====== GIVEN DATA

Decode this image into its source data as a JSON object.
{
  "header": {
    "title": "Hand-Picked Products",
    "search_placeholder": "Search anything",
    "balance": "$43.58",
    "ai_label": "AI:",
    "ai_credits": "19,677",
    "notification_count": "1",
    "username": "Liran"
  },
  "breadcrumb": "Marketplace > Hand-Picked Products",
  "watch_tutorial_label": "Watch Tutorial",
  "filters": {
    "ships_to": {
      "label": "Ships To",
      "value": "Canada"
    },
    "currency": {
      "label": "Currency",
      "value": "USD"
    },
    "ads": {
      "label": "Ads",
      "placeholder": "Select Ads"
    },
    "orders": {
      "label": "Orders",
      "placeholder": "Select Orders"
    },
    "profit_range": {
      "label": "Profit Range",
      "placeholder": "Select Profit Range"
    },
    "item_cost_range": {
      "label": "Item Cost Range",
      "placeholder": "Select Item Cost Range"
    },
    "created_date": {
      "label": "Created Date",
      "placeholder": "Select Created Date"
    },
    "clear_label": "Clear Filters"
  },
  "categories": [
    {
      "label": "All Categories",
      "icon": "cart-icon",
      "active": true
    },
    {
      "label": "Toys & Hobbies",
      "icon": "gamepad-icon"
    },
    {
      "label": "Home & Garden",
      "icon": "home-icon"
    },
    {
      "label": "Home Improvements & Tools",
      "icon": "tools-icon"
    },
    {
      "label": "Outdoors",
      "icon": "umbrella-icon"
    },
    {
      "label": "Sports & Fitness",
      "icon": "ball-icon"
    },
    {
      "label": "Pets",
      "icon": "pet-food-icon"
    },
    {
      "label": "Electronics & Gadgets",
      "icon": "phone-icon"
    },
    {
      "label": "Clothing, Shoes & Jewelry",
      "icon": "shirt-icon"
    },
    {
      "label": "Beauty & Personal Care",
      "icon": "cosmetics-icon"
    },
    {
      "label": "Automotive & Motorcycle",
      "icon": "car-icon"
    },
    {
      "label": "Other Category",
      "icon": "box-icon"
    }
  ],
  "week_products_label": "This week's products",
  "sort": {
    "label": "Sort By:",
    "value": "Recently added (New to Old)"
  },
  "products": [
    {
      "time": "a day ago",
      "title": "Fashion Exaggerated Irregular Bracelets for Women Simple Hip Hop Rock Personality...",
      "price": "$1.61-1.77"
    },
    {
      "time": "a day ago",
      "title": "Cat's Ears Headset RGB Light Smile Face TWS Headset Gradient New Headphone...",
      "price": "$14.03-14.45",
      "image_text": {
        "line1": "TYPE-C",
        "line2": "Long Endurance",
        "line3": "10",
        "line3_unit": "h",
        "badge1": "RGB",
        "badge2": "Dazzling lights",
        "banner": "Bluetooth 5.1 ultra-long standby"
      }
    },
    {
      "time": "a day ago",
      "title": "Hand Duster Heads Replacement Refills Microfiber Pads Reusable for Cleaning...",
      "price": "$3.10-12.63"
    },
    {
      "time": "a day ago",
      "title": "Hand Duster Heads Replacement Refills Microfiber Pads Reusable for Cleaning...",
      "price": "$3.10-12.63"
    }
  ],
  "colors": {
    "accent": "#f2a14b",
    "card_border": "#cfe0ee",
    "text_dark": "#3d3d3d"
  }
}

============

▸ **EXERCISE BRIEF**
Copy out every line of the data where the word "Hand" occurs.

▸ **EXPECTED OUTPUT**
    "title": "Hand-Picked Products",
  "breadcrumb": "Marketplace > Hand-Picked Products",
      "title": "Hand Duster Heads Replacement Refills Microfiber Pads Reusable for Cleaning...",
      "title": "Hand Duster Heads Replacement Refills Microfiber Pads Reusable for Cleaning...",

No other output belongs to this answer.